Reality is an uneasy concept in this novel, and somewhere in his subconscious, Berlin realizes that if the men find Cacciato in his dreams, then he will have to face reality. Berlin even notes, "If we catch him, then it's back to the realms of reality'" (O'Brien 114), and clearly, anything is preferable to the realities of Vietnam. Throughout the novel, even with the chapter headings, it is often difficult to tell what is reality and what is illusion. It must have been the same for the men who fought in Vietnam, as their tours of duty continued, it was more and more difficult to remember any life but life in the camps and in the jungles, and life back home seemed so far away that it must be an illusion. O'Brien reinforces this belief later in the novel when Berlin thinks, "And later, he pretended, it would be morning and there would not be a war" (O'Brien 210). In showing the soldiers' imaginary trip toward Paris, O'Brien graphically illustrates the tedium of war followed by sudden bursts of intense fear and activity. It is no wonder that these men had to retreat into their minds and their fantasies to stay sane, the world around them was totally insane, and they had no other way of coping. Some soldiers resorted to drugs and alcohol, and many resorted to daydreams, fantasies, and illusions. The world turned upside down for them, and their dreams were their way of surviving in a situation that would try just about any man or woman.

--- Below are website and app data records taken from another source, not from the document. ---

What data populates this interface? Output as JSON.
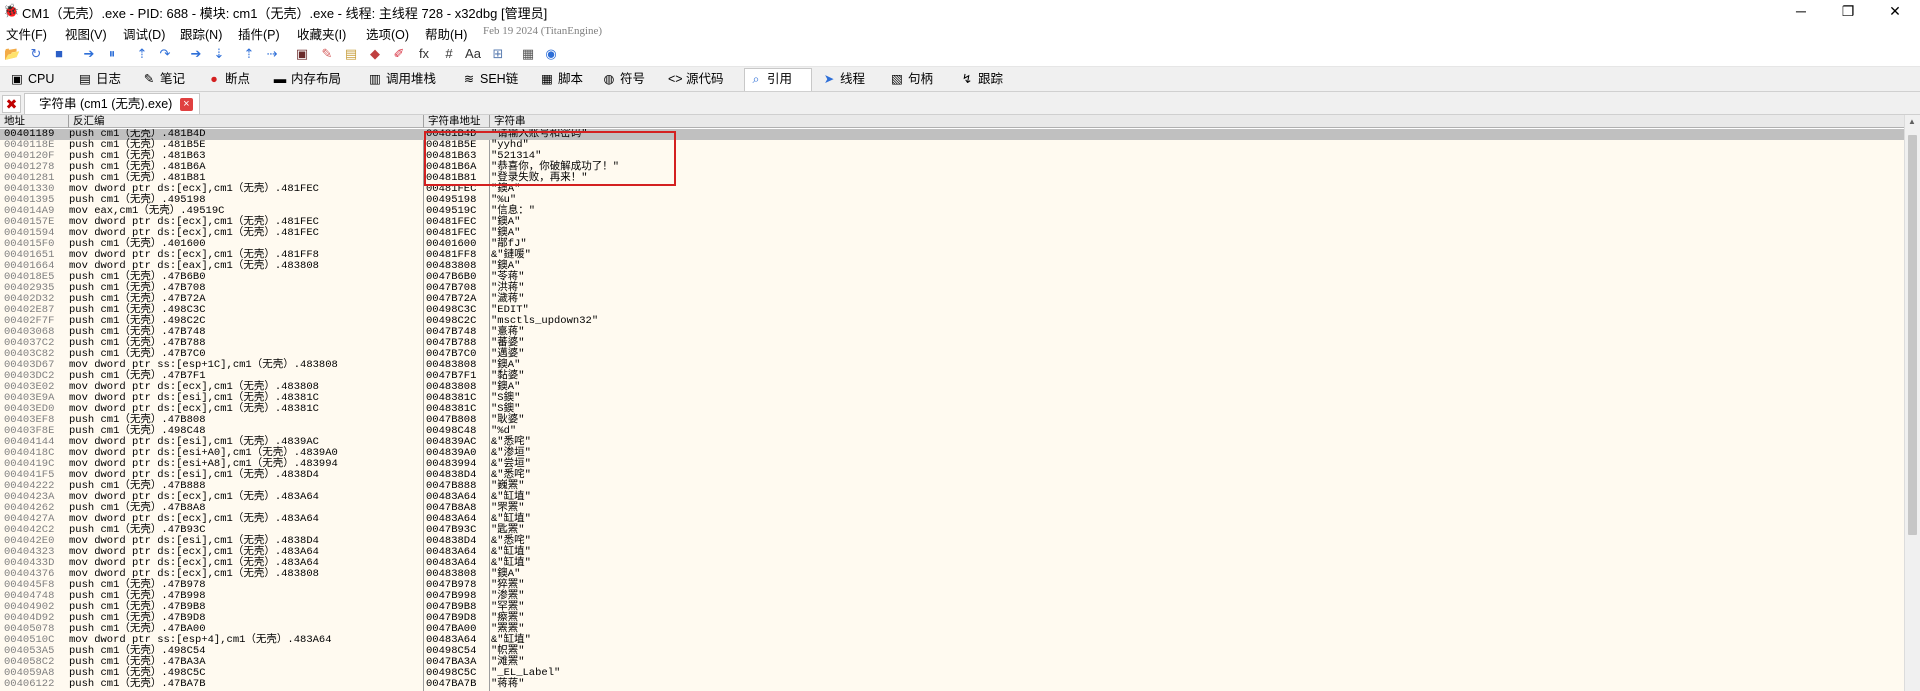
{
  "window": {
    "title": "CM1（无壳）.exe - PID: 688 - 模块: cm1（无壳）.exe - 线程: 主线程 728 - x32dbg [管理员]",
    "minimize": "─",
    "restore": "❐",
    "close": "✕"
  },
  "menu": {
    "items": [
      "文件(F)",
      "视图(V)",
      "调试(D)",
      "跟踪(N)",
      "插件(P)",
      "收藏夹(I)",
      "选项(O)",
      "帮助(H)"
    ],
    "date": "Feb 19 2024 (TitanEngine)"
  },
  "toolbar": {
    "icons": [
      "open-icon",
      "restart-icon",
      "stop-icon",
      "run-icon",
      "pause-icon",
      "step-into-icon",
      "step-over-icon",
      "trace-into-icon",
      "trace-over-icon",
      "execute-till-return-icon",
      "run-to-user-code-icon",
      "scylla-icon",
      "patch-icon",
      "comment-icon",
      "bookmark-icon",
      "label-icon",
      "function-icon",
      "hash-icon",
      "strings-font-icon",
      "calculator-icon",
      "settings-icon",
      "help-icon"
    ],
    "glyphs": [
      "📂",
      "↻",
      "■",
      "➔",
      "⏸",
      "⇡",
      "↷",
      "➔",
      "⇣",
      "⇡",
      "⇢",
      "▣",
      "✎",
      "▤",
      "◆",
      "✐",
      "fx",
      "#",
      "Aa",
      "⊞",
      "▦",
      "◉"
    ],
    "colors": [
      "#d9a441",
      "#3e6fd4",
      "#2b5fc7",
      "#2e6fd8",
      "#2e6fd8",
      "#2e6fd8",
      "#2e6fd8",
      "#2e6fd8",
      "#2e6fd8",
      "#2e6fd8",
      "#2e6fd8",
      "#6b2b2b",
      "#d45a5a",
      "#c8a040",
      "#c04040",
      "#d83040",
      "#333333",
      "#333333",
      "#333333",
      "#5a7cb0",
      "#555555",
      "#2e6fd8"
    ]
  },
  "tabs": [
    {
      "label": "CPU",
      "icon": "cpu-icon",
      "glyph": "▣"
    },
    {
      "label": "日志",
      "icon": "log-icon",
      "glyph": "▤"
    },
    {
      "label": "笔记",
      "icon": "notes-icon",
      "glyph": "✎"
    },
    {
      "label": "断点",
      "icon": "breakpoint-icon",
      "glyph": "●"
    },
    {
      "label": "内存布局",
      "icon": "memory-map-icon",
      "glyph": "▬"
    },
    {
      "label": "调用堆栈",
      "icon": "call-stack-icon",
      "glyph": "▥"
    },
    {
      "label": "SEH链",
      "icon": "seh-icon",
      "glyph": "≋"
    },
    {
      "label": "脚本",
      "icon": "script-icon",
      "glyph": "▦"
    },
    {
      "label": "符号",
      "icon": "symbols-icon",
      "glyph": "◍"
    },
    {
      "label": "源代码",
      "icon": "source-icon",
      "glyph": "<>"
    },
    {
      "label": "引用",
      "icon": "references-icon",
      "glyph": "⌕"
    },
    {
      "label": "线程",
      "icon": "threads-icon",
      "glyph": "➤"
    },
    {
      "label": "句柄",
      "icon": "handles-icon",
      "glyph": "▧"
    },
    {
      "label": "跟踪",
      "icon": "trace-icon",
      "glyph": "↯"
    }
  ],
  "active_tab": "引用",
  "subtab": {
    "label": "字符串 (cm1 (无壳).exe)",
    "close": "×",
    "close_all": "✖"
  },
  "columns": {
    "address": "地址",
    "disassembly": "反汇编",
    "string_address": "字符串地址",
    "string": "字符串"
  },
  "rows": [
    [
      "00401189",
      "push cm1（无壳）.481B4D",
      "00481B4D",
      "\"请输入账号和密码\""
    ],
    [
      "0040118E",
      "push cm1（无壳）.481B5E",
      "00481B5E",
      "\"yyhd\""
    ],
    [
      "0040120F",
      "push cm1（无壳）.481B63",
      "00481B63",
      "\"521314\""
    ],
    [
      "00401278",
      "push cm1（无壳）.481B6A",
      "00481B6A",
      "\"恭喜你，你破解成功了！\""
    ],
    [
      "00401281",
      "push cm1（无壳）.481B81",
      "00481B81",
      "\"登录失败，再来！\""
    ],
    [
      "00401330",
      "mov dword ptr ds:[ecx],cm1（无壳）.481FEC",
      "00481FEC",
      "\"鐭A\""
    ],
    [
      "00401395",
      "push cm1（无壳）.495198",
      "00495198",
      "\"%u\""
    ],
    [
      "004014A9",
      "mov eax,cm1（无壳）.49519C",
      "0049519C",
      "\"信息：\""
    ],
    [
      "0040157E",
      "mov dword ptr ds:[ecx],cm1（无壳）.481FEC",
      "00481FEC",
      "\"鐭A\""
    ],
    [
      "00401594",
      "mov dword ptr ds:[ecx],cm1（无壳）.481FEC",
      "00481FEC",
      "\"鐭A\""
    ],
    [
      "004015F0",
      "push cm1（无壳）.401600",
      "00401600",
      "\"鄁fJ\""
    ],
    [
      "00401651",
      "mov dword ptr ds:[ecx],cm1（无壳）.481FF8",
      "00481FF8",
      "&\"鏈喛\""
    ],
    [
      "00401664",
      "mov dword ptr ds:[eax],cm1（无壳）.483808",
      "00483808",
      "\"鐭A\""
    ],
    [
      "004018E5",
      "push cm1（无壳）.47B6B0",
      "0047B6B0",
      "\"苓蒋\""
    ],
    [
      "00402935",
      "push cm1（无壳）.47B708",
      "0047B708",
      "\"洪蒋\""
    ],
    [
      "00402D32",
      "push cm1（无壳）.47B72A",
      "0047B72A",
      "\"濊蒋\""
    ],
    [
      "00402E87",
      "push cm1（无壳）.498C3C",
      "00498C3C",
      "\"EDIT\""
    ],
    [
      "00402F7F",
      "push cm1（无壳）.498C2C",
      "00498C2C",
      "\"msctls_updown32\""
    ],
    [
      "00403068",
      "push cm1（无壳）.47B748",
      "0047B748",
      "\"憙蒋\""
    ],
    [
      "004037C2",
      "push cm1（无壳）.47B788",
      "0047B788",
      "\"蕃婆\""
    ],
    [
      "00403C82",
      "push cm1（无壳）.47B7C0",
      "0047B7C0",
      "\"邁婆\""
    ],
    [
      "00403D67",
      "mov dword ptr ss:[esp+1C],cm1（无壳）.483808",
      "00483808",
      "\"鐭A\""
    ],
    [
      "00403DC2",
      "push cm1（无壳）.47B7F1",
      "0047B7F1",
      "\"黏婆\""
    ],
    [
      "00403E02",
      "mov dword ptr ds:[ecx],cm1（无壳）.483808",
      "00483808",
      "\"鐭A\""
    ],
    [
      "00403E9A",
      "mov dword ptr ds:[esi],cm1（无壳）.48381C",
      "0048381C",
      "\"S鐭\""
    ],
    [
      "00403ED0",
      "mov dword ptr ds:[ecx],cm1（无壳）.48381C",
      "0048381C",
      "\"S鐭\""
    ],
    [
      "00403EF8",
      "push cm1（无壳）.47B808",
      "0047B808",
      "\"耿婆\""
    ],
    [
      "00403F8E",
      "push cm1（无壳）.498C48",
      "00498C48",
      "\"%d\""
    ],
    [
      "00404144",
      "mov dword ptr ds:[esi],cm1（无壳）.4839AC",
      "004839AC",
      "&\"悉咤\""
    ],
    [
      "0040418C",
      "mov dword ptr ds:[esi+A0],cm1（无壳）.4839A0",
      "004839A0",
      "&\"渗垣\""
    ],
    [
      "0040419C",
      "mov dword ptr ds:[esi+A8],cm1（无壳）.483994",
      "00483994",
      "&\"尝垣\""
    ],
    [
      "004041F5",
      "mov dword ptr ds:[esi],cm1（无壳）.4838D4",
      "004838D4",
      "&\"悉咤\""
    ],
    [
      "00404222",
      "push cm1（无壳）.47B888",
      "0047B888",
      "\"巍罴\""
    ],
    [
      "0040423A",
      "mov dword ptr ds:[ecx],cm1（无壳）.483A64",
      "00483A64",
      "&\"缸埴\""
    ],
    [
      "00404262",
      "push cm1（无壳）.47B8A8",
      "0047B8A8",
      "\"罘罴\""
    ],
    [
      "0040427A",
      "mov dword ptr ds:[ecx],cm1（无壳）.483A64",
      "00483A64",
      "&\"缸埴\""
    ],
    [
      "004042C2",
      "push cm1（无壳）.47B93C",
      "0047B93C",
      "\"匙罴\""
    ],
    [
      "004042E0",
      "mov dword ptr ds:[esi],cm1（无壳）.4838D4",
      "004838D4",
      "&\"悉咤\""
    ],
    [
      "00404323",
      "mov dword ptr ds:[ecx],cm1（无壳）.483A64",
      "00483A64",
      "&\"缸埴\""
    ],
    [
      "0040433D",
      "mov dword ptr ds:[ecx],cm1（无壳）.483A64",
      "00483A64",
      "&\"缸埴\""
    ],
    [
      "00404376",
      "mov dword ptr ds:[ecx],cm1（无壳）.483808",
      "00483808",
      "\"鐭A\""
    ],
    [
      "004045F8",
      "push cm1（无壳）.47B978",
      "0047B978",
      "\"猝罴\""
    ],
    [
      "00404748",
      "push cm1（无壳）.47B998",
      "0047B998",
      "\"渗罴\""
    ],
    [
      "00404902",
      "push cm1（无壳）.47B9B8",
      "0047B9B8",
      "\"罕罴\""
    ],
    [
      "00404D92",
      "push cm1（无壳）.47B9D8",
      "0047B9D8",
      "\"瘵罴\""
    ],
    [
      "00405078",
      "push cm1（无壳）.47BA00",
      "0047BA00",
      "\"罴罴\""
    ],
    [
      "0040510C",
      "mov dword ptr ss:[esp+4],cm1（无壳）.483A64",
      "00483A64",
      "&\"缸埴\""
    ],
    [
      "004053A5",
      "push cm1（无壳）.498C54",
      "00498C54",
      "\"帜罴\""
    ],
    [
      "004058C2",
      "push cm1（无壳）.47BA3A",
      "0047BA3A",
      "\"滩罴\""
    ],
    [
      "004059A8",
      "push cm1（无壳）.498C5C",
      "00498C5C",
      "\"_EL_Label\""
    ],
    [
      "00406122",
      "push cm1（无壳）.47BA7B",
      "0047BA7B",
      "\"蒋蒋\""
    ]
  ]
}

That is one of the reasons O'Brien mixes up time, reality, and dreams in this novel. It points out the unreality of war and the awful…